Four more weeks. A bit overwhelmed. I think I'll have to learn Japanese on the flight over there.

Thursday, October 1, 2009

Cupcakes, and yet another list.


Last weekend, I stopped by my local cupcake shop, and told the charming girl who works there that she'd see me at least once a week for the next month, because I was moving abroad, in a (most-likely) cupcake-less land. She was excited when I told her about Japan, and she said not to be so sad, because the clothes and fashion would be amazing there. That is, if I can fit into it after binging on baked goods like I intend to for my last month in Montreal.

Most Asian apartments are not equipped with an oven, so no more baking for me, unless I get creative and use the toaster oven. It makes me sad, and here are some things I'll indulge in for the next month:

*Baking as many cupcakes, cakes, cookies, and pies as I can.
*Hopefully sharing them with friends (no need to fatten up, my current size is probably considered overweight for Japan...sigh)
*Eat and cook Mexican food (so difficult/expensive to find in the East)
*Run and enjoy the sights at the mountain
*Entertain my friends at home, with dinner parties
*Go to many concerts (although Japan has a wicked music scene)
*Just enjoy my apartment, my lovely white bed and comforter
*Eat Mac 'n Cheese once a week
*Take in the sights of Montreal, and soak in the culture and French language I won't hear/speak anymore

Sigh. That list makes me sad. But I'll come up with a list of exciting things to look forward to in Japan, and I promise it will be even longer.

Note: After reading my cupcakes whining, a friend who's already in Japan confirmed that yes, there are cupcakes in Japan. I'll be definitely looking for Fujiya. And Mina already told me that desserts in Japan can be quite decadent. Phew.

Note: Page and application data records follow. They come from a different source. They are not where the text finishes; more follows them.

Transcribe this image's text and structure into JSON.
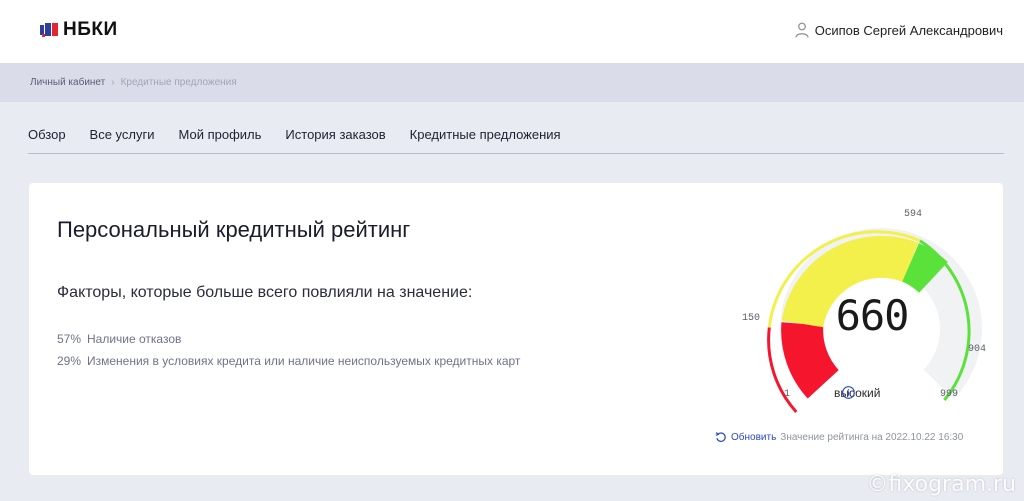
{
  "header": {
    "logo_text": "НБКИ",
    "user_name": "Осипов Сергей Александрович"
  },
  "breadcrumb": {
    "items": [
      "Личный кабинет",
      "Кредитные предложения"
    ],
    "separator": "›"
  },
  "nav": {
    "tabs": [
      {
        "label": "Обзор"
      },
      {
        "label": "Все услуги"
      },
      {
        "label": "Мой профиль"
      },
      {
        "label": "История заказов"
      },
      {
        "label": "Кредитные предложения"
      }
    ]
  },
  "rating": {
    "title": "Персональный кредитный рейтинг",
    "factors_heading": "Факторы, которые больше всего повлияли на значение:",
    "factors": [
      {
        "pct": "57%",
        "text": "Наличие отказов"
      },
      {
        "pct": "29%",
        "text": "Изменения в условиях кредита или наличие неиспользуемых кредитных карт"
      }
    ]
  },
  "gauge": {
    "score": "660",
    "level_label": "высокий",
    "ticks": {
      "t1": "1",
      "t150": "150",
      "t594": "594",
      "t904": "904",
      "t999": "999"
    },
    "colors": {
      "red": "#f5162e",
      "yellow": "#f4f04b",
      "green": "#5be23a",
      "track": "#f1f2f4"
    }
  },
  "refresh": {
    "label": "Обновить",
    "meta": "Значение рейтинга на 2022.10.22 16:30"
  },
  "watermark": "©fixogram.ru"
}
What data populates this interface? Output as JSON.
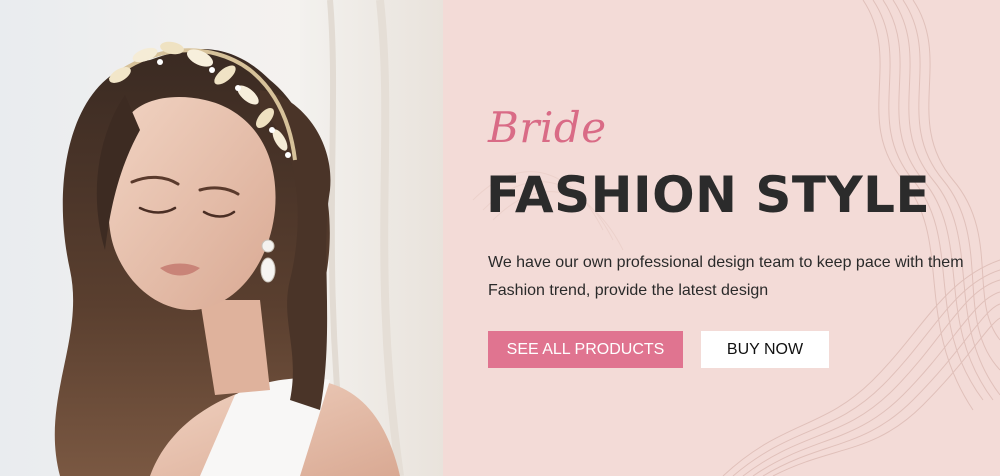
{
  "hero": {
    "script_title": "Bride",
    "main_title": "FASHION STYLE",
    "description_line1": "We have our own professional design team to keep pace with them",
    "description_line2": "Fashion trend, provide the latest design"
  },
  "buttons": {
    "primary_label": "SEE ALL PRODUCTS",
    "secondary_label": "BUY NOW"
  },
  "colors": {
    "panel_background": "#f3dbd7",
    "accent_pink": "#e07490",
    "script_pink": "#d96b86",
    "title_dark": "#2b2b2b"
  },
  "icons": {
    "photo": "bride-portrait-with-floral-headband",
    "background_decoration": "wavy-line-pattern"
  }
}
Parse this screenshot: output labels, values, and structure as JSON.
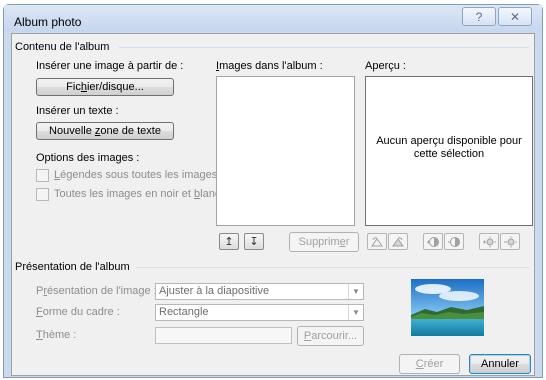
{
  "window": {
    "title": "Album photo",
    "help_glyph": "?",
    "close_glyph": "✕"
  },
  "album_content": {
    "section_label": "Contenu de l'album",
    "insert_image_label": "Insérer une image à partir de :",
    "file_button": {
      "pre": "Fic",
      "accel": "h",
      "post": "ier/disque..."
    },
    "insert_text_label": "Insérer un texte :",
    "new_textbox_button": {
      "pre": "Nouvelle ",
      "accel": "z",
      "post": "one de texte"
    },
    "image_options_label": "Options des images :",
    "captions_checkbox": {
      "pre": "",
      "accel": "L",
      "post": "égendes sous toutes les images",
      "checked": false
    },
    "bw_checkbox": {
      "pre": "Toutes les images en noir et ",
      "accel": "b",
      "post": "lanc",
      "checked": false
    },
    "images_in_album_label": {
      "pre": "",
      "accel": "I",
      "post": "mages dans l'album :"
    },
    "move_up_glyph": "↥",
    "move_down_glyph": "↧",
    "remove_button": {
      "pre": "Supprim",
      "accel": "e",
      "post": "r"
    },
    "preview_label": "Aperçu :",
    "preview_message": "Aucun aperçu disponible pour cette sélection",
    "tool_icons": [
      "rotate-left-icon",
      "rotate-right-icon",
      "contrast-up-icon",
      "contrast-down-icon",
      "brightness-up-icon",
      "brightness-down-icon"
    ]
  },
  "album_layout": {
    "section_label": "Présentation de l'album",
    "layout_label": {
      "pre": "P",
      "accel": "r",
      "post": "ésentation de l'image :"
    },
    "layout_value": "Ajuster à la diapositive",
    "frame_label": {
      "pre": "",
      "accel": "F",
      "post": "orme du cadre :"
    },
    "frame_value": "Rectangle",
    "theme_label": {
      "pre": "",
      "accel": "T",
      "post": "hème :"
    },
    "theme_value": "",
    "browse_button": {
      "pre": "",
      "accel": "P",
      "post": "arcourir..."
    }
  },
  "footer": {
    "create_button": {
      "pre": "",
      "accel": "C",
      "post": "réer"
    },
    "cancel_button": "Annuler"
  },
  "colors": {
    "frame": "#c9d9ee",
    "client": "#f0f0f0",
    "sky_top": "#1b6fc7",
    "sea": "#1f8fb8"
  }
}
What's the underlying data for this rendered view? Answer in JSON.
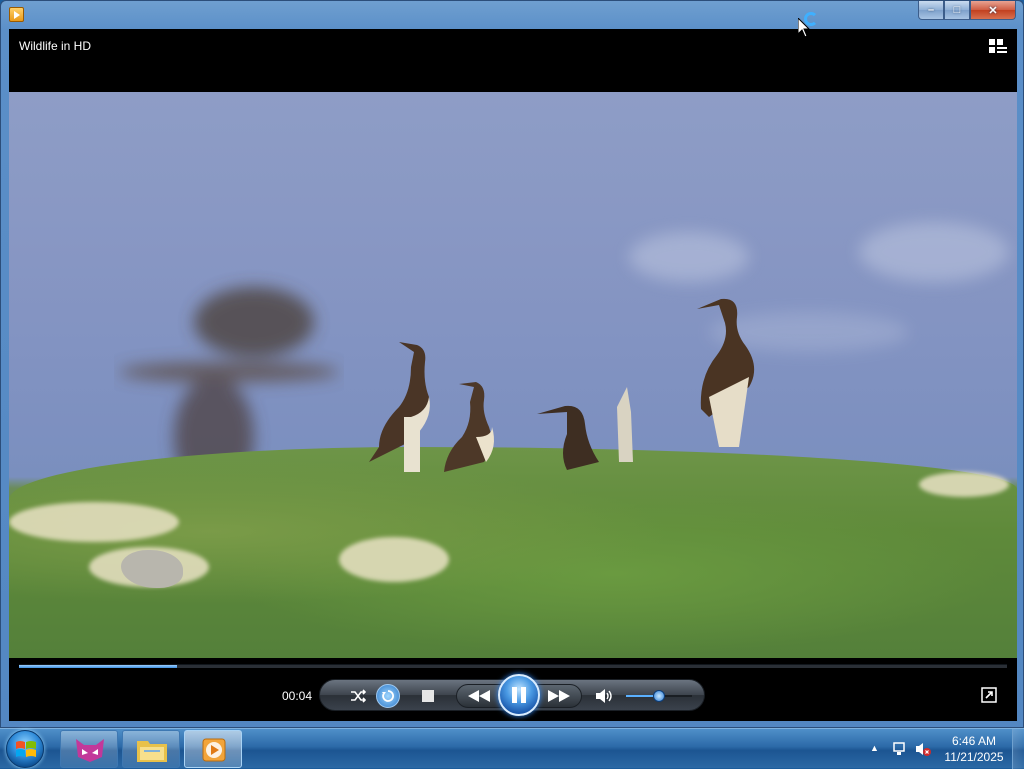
{
  "window": {
    "app_icon": "media-player-icon",
    "controls": {
      "minimize": "–",
      "maximize": "□",
      "close": "✕"
    }
  },
  "player": {
    "now_playing_title": "Wildlife in HD",
    "switch_to_library_icon": "switch-to-library-icon",
    "elapsed_time": "00:04",
    "seek_progress_fraction": 0.16,
    "volume_fraction": 0.5,
    "controls": {
      "shuffle_icon": "shuffle-icon",
      "repeat_icon": "repeat-icon",
      "stop_icon": "stop-icon",
      "previous_icon": "rewind-icon",
      "play_pause_icon": "pause-icon",
      "next_icon": "fast-forward-icon",
      "mute_icon": "speaker-icon",
      "fullscreen_icon": "fullscreen-icon"
    }
  },
  "taskbar": {
    "start_icon": "windows-logo-icon",
    "pinned": [
      {
        "name": "fox-app-icon",
        "active": false
      },
      {
        "name": "folder-icon",
        "active": false
      },
      {
        "name": "media-player-icon",
        "active": true
      }
    ],
    "tray": {
      "overflow_icon": "show-hidden-icons-icon",
      "network_icon": "network-icon",
      "volume_icon": "volume-muted-icon"
    },
    "clock": {
      "time": "6:46 AM",
      "date": "11/21/2025"
    }
  },
  "colors": {
    "accent": "#3f8fe0",
    "taskbar": "#2c6aa8"
  }
}
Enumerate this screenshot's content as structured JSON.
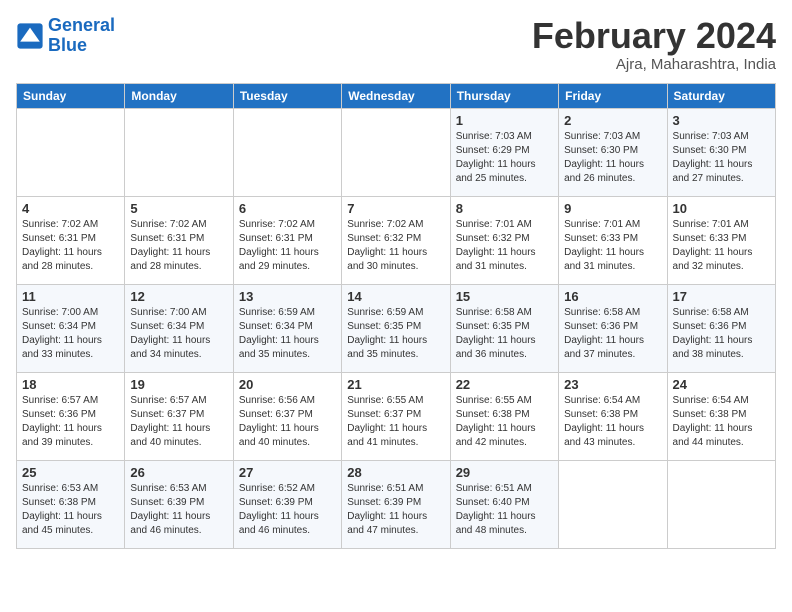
{
  "header": {
    "logo_line1": "General",
    "logo_line2": "Blue",
    "month_year": "February 2024",
    "location": "Ajra, Maharashtra, India"
  },
  "days_of_week": [
    "Sunday",
    "Monday",
    "Tuesday",
    "Wednesday",
    "Thursday",
    "Friday",
    "Saturday"
  ],
  "weeks": [
    [
      {
        "day": "",
        "info": ""
      },
      {
        "day": "",
        "info": ""
      },
      {
        "day": "",
        "info": ""
      },
      {
        "day": "",
        "info": ""
      },
      {
        "day": "1",
        "info": "Sunrise: 7:03 AM\nSunset: 6:29 PM\nDaylight: 11 hours\nand 25 minutes."
      },
      {
        "day": "2",
        "info": "Sunrise: 7:03 AM\nSunset: 6:30 PM\nDaylight: 11 hours\nand 26 minutes."
      },
      {
        "day": "3",
        "info": "Sunrise: 7:03 AM\nSunset: 6:30 PM\nDaylight: 11 hours\nand 27 minutes."
      }
    ],
    [
      {
        "day": "4",
        "info": "Sunrise: 7:02 AM\nSunset: 6:31 PM\nDaylight: 11 hours\nand 28 minutes."
      },
      {
        "day": "5",
        "info": "Sunrise: 7:02 AM\nSunset: 6:31 PM\nDaylight: 11 hours\nand 28 minutes."
      },
      {
        "day": "6",
        "info": "Sunrise: 7:02 AM\nSunset: 6:31 PM\nDaylight: 11 hours\nand 29 minutes."
      },
      {
        "day": "7",
        "info": "Sunrise: 7:02 AM\nSunset: 6:32 PM\nDaylight: 11 hours\nand 30 minutes."
      },
      {
        "day": "8",
        "info": "Sunrise: 7:01 AM\nSunset: 6:32 PM\nDaylight: 11 hours\nand 31 minutes."
      },
      {
        "day": "9",
        "info": "Sunrise: 7:01 AM\nSunset: 6:33 PM\nDaylight: 11 hours\nand 31 minutes."
      },
      {
        "day": "10",
        "info": "Sunrise: 7:01 AM\nSunset: 6:33 PM\nDaylight: 11 hours\nand 32 minutes."
      }
    ],
    [
      {
        "day": "11",
        "info": "Sunrise: 7:00 AM\nSunset: 6:34 PM\nDaylight: 11 hours\nand 33 minutes."
      },
      {
        "day": "12",
        "info": "Sunrise: 7:00 AM\nSunset: 6:34 PM\nDaylight: 11 hours\nand 34 minutes."
      },
      {
        "day": "13",
        "info": "Sunrise: 6:59 AM\nSunset: 6:34 PM\nDaylight: 11 hours\nand 35 minutes."
      },
      {
        "day": "14",
        "info": "Sunrise: 6:59 AM\nSunset: 6:35 PM\nDaylight: 11 hours\nand 35 minutes."
      },
      {
        "day": "15",
        "info": "Sunrise: 6:58 AM\nSunset: 6:35 PM\nDaylight: 11 hours\nand 36 minutes."
      },
      {
        "day": "16",
        "info": "Sunrise: 6:58 AM\nSunset: 6:36 PM\nDaylight: 11 hours\nand 37 minutes."
      },
      {
        "day": "17",
        "info": "Sunrise: 6:58 AM\nSunset: 6:36 PM\nDaylight: 11 hours\nand 38 minutes."
      }
    ],
    [
      {
        "day": "18",
        "info": "Sunrise: 6:57 AM\nSunset: 6:36 PM\nDaylight: 11 hours\nand 39 minutes."
      },
      {
        "day": "19",
        "info": "Sunrise: 6:57 AM\nSunset: 6:37 PM\nDaylight: 11 hours\nand 40 minutes."
      },
      {
        "day": "20",
        "info": "Sunrise: 6:56 AM\nSunset: 6:37 PM\nDaylight: 11 hours\nand 40 minutes."
      },
      {
        "day": "21",
        "info": "Sunrise: 6:55 AM\nSunset: 6:37 PM\nDaylight: 11 hours\nand 41 minutes."
      },
      {
        "day": "22",
        "info": "Sunrise: 6:55 AM\nSunset: 6:38 PM\nDaylight: 11 hours\nand 42 minutes."
      },
      {
        "day": "23",
        "info": "Sunrise: 6:54 AM\nSunset: 6:38 PM\nDaylight: 11 hours\nand 43 minutes."
      },
      {
        "day": "24",
        "info": "Sunrise: 6:54 AM\nSunset: 6:38 PM\nDaylight: 11 hours\nand 44 minutes."
      }
    ],
    [
      {
        "day": "25",
        "info": "Sunrise: 6:53 AM\nSunset: 6:38 PM\nDaylight: 11 hours\nand 45 minutes."
      },
      {
        "day": "26",
        "info": "Sunrise: 6:53 AM\nSunset: 6:39 PM\nDaylight: 11 hours\nand 46 minutes."
      },
      {
        "day": "27",
        "info": "Sunrise: 6:52 AM\nSunset: 6:39 PM\nDaylight: 11 hours\nand 46 minutes."
      },
      {
        "day": "28",
        "info": "Sunrise: 6:51 AM\nSunset: 6:39 PM\nDaylight: 11 hours\nand 47 minutes."
      },
      {
        "day": "29",
        "info": "Sunrise: 6:51 AM\nSunset: 6:40 PM\nDaylight: 11 hours\nand 48 minutes."
      },
      {
        "day": "",
        "info": ""
      },
      {
        "day": "",
        "info": ""
      }
    ]
  ]
}
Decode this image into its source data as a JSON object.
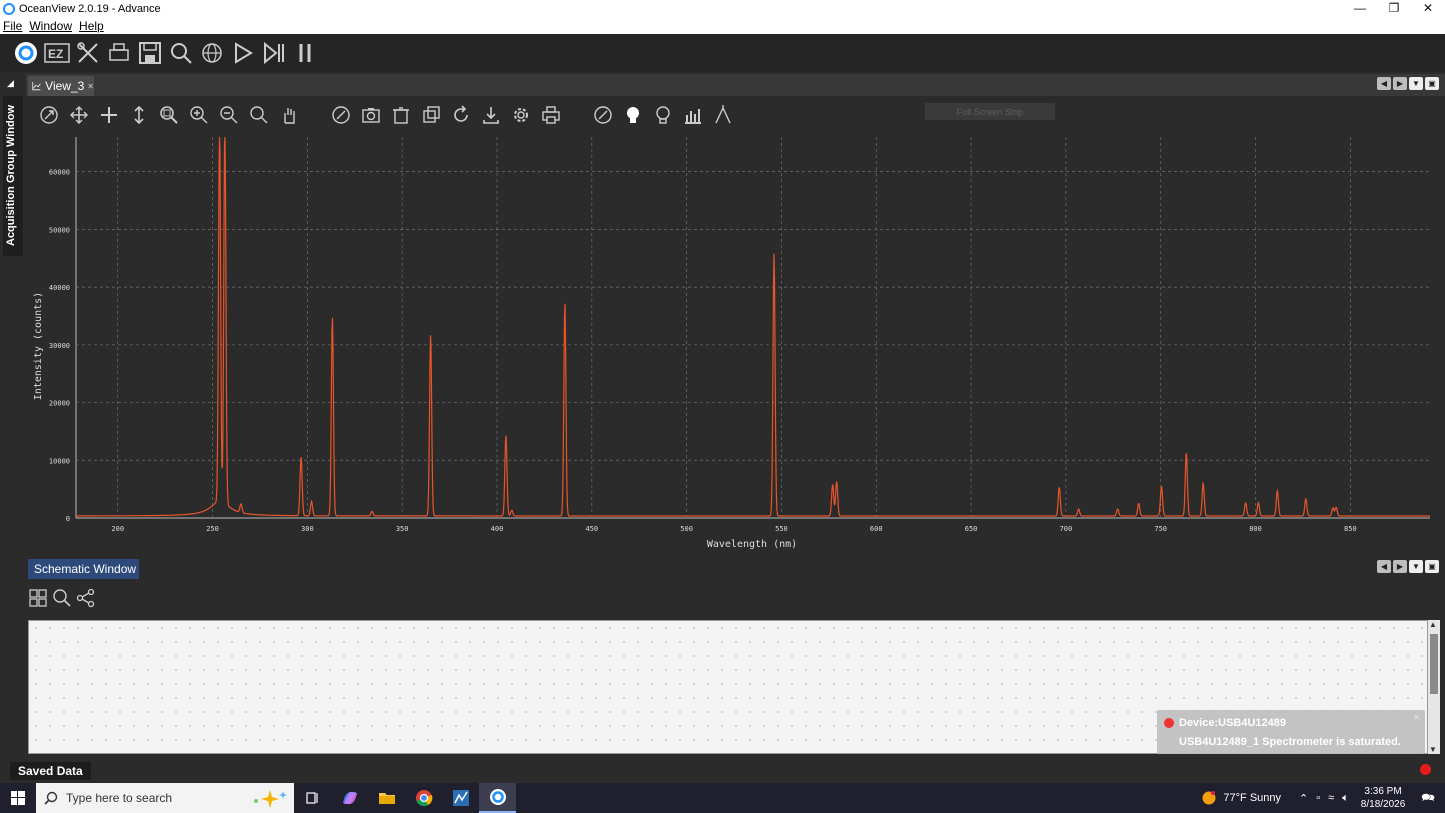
{
  "window": {
    "title": "OceanView 2.0.19 - Advance"
  },
  "menu": {
    "items": [
      "File",
      "Window",
      "Help"
    ]
  },
  "side": {
    "tab_label": "Acquisition Group Window"
  },
  "view": {
    "tab_label": "View_3",
    "fullscreen_label": "Full Screen Strip"
  },
  "schematic": {
    "tab_label": "Schematic Window"
  },
  "notification": {
    "title": "Device:USB4U12489",
    "message": "USB4U12489_1 Spectrometer is saturated."
  },
  "status": {
    "saved_label": "Saved Data"
  },
  "taskbar": {
    "search_placeholder": "Type here to search",
    "weather": "77°F  Sunny",
    "time": "3:36 PM",
    "date": "8/18/2026"
  },
  "colors": {
    "trace": "#e8552b",
    "background": "#2b2b2b",
    "grid": "#707070"
  },
  "chart_data": {
    "type": "line",
    "title": "",
    "xlabel": "Wavelength (nm)",
    "ylabel": "Intensity (counts)",
    "xlim": [
      178,
      892
    ],
    "ylim": [
      0,
      66000
    ],
    "xticks": [
      200,
      250,
      300,
      350,
      400,
      450,
      500,
      550,
      600,
      650,
      700,
      750,
      800,
      850
    ],
    "yticks": [
      0,
      10000,
      20000,
      30000,
      40000,
      50000,
      60000
    ],
    "grid": true,
    "series": [
      {
        "peaks": [
          {
            "x": 253.7,
            "y": 66000
          },
          {
            "x": 256.5,
            "y": 66000
          },
          {
            "x": 265.0,
            "y": 1500
          },
          {
            "x": 296.7,
            "y": 10200
          },
          {
            "x": 302.2,
            "y": 2500
          },
          {
            "x": 313.2,
            "y": 34500
          },
          {
            "x": 334.1,
            "y": 800
          },
          {
            "x": 365.0,
            "y": 31500
          },
          {
            "x": 404.7,
            "y": 14000
          },
          {
            "x": 407.8,
            "y": 1000
          },
          {
            "x": 435.8,
            "y": 37000
          },
          {
            "x": 546.1,
            "y": 45500
          },
          {
            "x": 577.0,
            "y": 5500
          },
          {
            "x": 579.1,
            "y": 6000
          },
          {
            "x": 696.5,
            "y": 5000
          },
          {
            "x": 706.7,
            "y": 1200
          },
          {
            "x": 727.3,
            "y": 1200
          },
          {
            "x": 738.4,
            "y": 2200
          },
          {
            "x": 750.4,
            "y": 5200
          },
          {
            "x": 763.5,
            "y": 11000
          },
          {
            "x": 772.4,
            "y": 5700
          },
          {
            "x": 794.8,
            "y": 2300
          },
          {
            "x": 801.5,
            "y": 2300
          },
          {
            "x": 811.5,
            "y": 4400
          },
          {
            "x": 826.5,
            "y": 3000
          },
          {
            "x": 840.8,
            "y": 1400
          },
          {
            "x": 842.5,
            "y": 1500
          }
        ]
      }
    ]
  }
}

{I realize this post makes me sound like a complete pig, too. I can live with that.}

Pop Montreal


{Daehyun and I playing and singing some Neutral Milk Hotel. We even made a video, which I'm too embarrassed to post.}

October in Montreal brings the cold weather (seriously, I'm wearing mittens today), but it also rhymes with Pop Montreal, a music festival that takes place in different venues all over the city. It usually brings little-known artists from all over the world, and a few big names. My early morning work schedule does not really allow me to party all night long, but here are some highlights I'm excited to see:

My friend Daehyun, who came all the way from Seoul (via London) to play the festival

Think About Life, an upbeat local Montreal band who are so much fun to watch live

Kid Koala, a kindergarten teacher turned DJ

Teenage Jesus + The Jerks, the only reason I care about them is because Thurston Moore from Sonic Youth is in that band!

The coolest import from Sweden, Fever Ray

May I get on the guest list?? Aw, thanks, Pop!

via Quietly Loud